Detection dramatically reduces the spread of child sexual abuse material online, as part of a toolbox of solutions to tackle this complex crisis. In 2021 there was a significant reduction in detection by Internet companies because it was no longer legally required. As a result, the number of incidents of reporting went down, despite the fact that data shows the volume of abusive material increased.


Do these detection technologies bring risks of general mass surveillance?

No - detection technology doesn’t “read” messages. It uses technologies to flag content that is suspected to be child sexual abuse material which then undergoes a multi-step process to get verified as such, including human review. Or it uses technology that compares the digital ‘fingerprint’ of an image to a database of known child sexual abuse material. The proposed EU legislation sets out significant safeguards to ensure transparency in the use of these tools, including the input of national courts and data protection authorities.

Could these technologies wrongly flag consensually shared images or innocent pictures of children in a bathtub?

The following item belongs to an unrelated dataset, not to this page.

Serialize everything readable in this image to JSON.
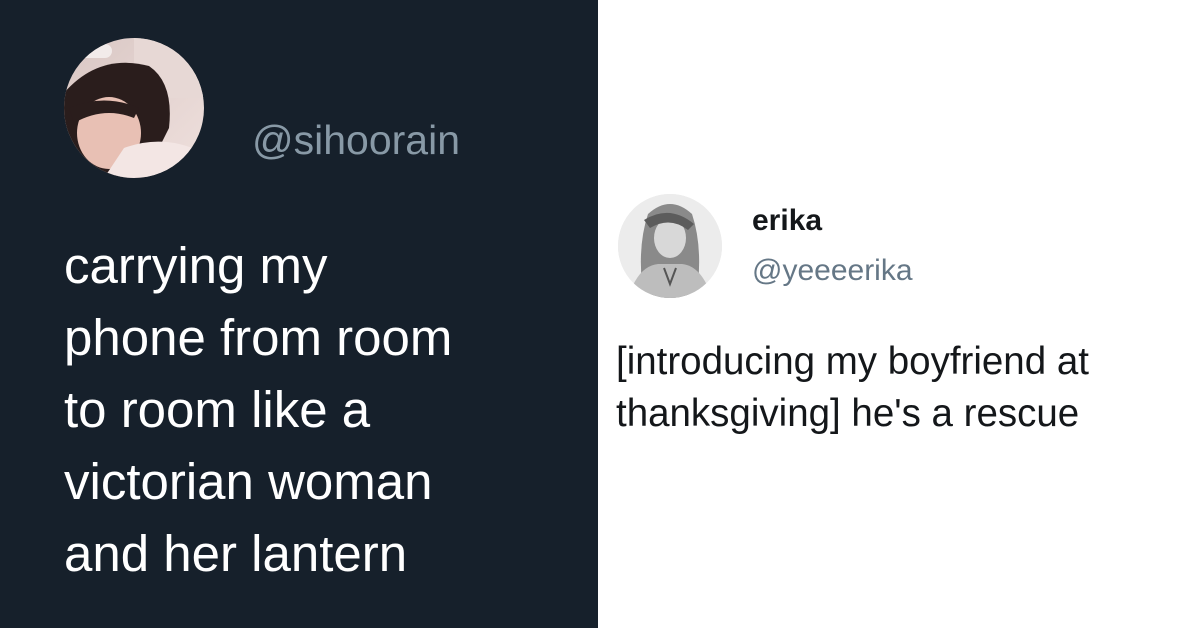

No - these tools are specifically trained to not find innocent “kid in the bathtub”-type images. They are trained on material that is known to be child sexual abuse material, which is compared with adult pornography and benign images, which means it can specifically tell the difference between them and ensure that benign images are not misinterpreted.

Will governments be able to use the technology to prosecute other behaviours?

Under the proposal, the 'EU centre to prevent and combat child sexual abuse' will provide access to accredited state of the art tech which by design can only detect child sexual abuse.

What’s more, their use will only be permitted on a case by case basis under the review of public authorities and national courts.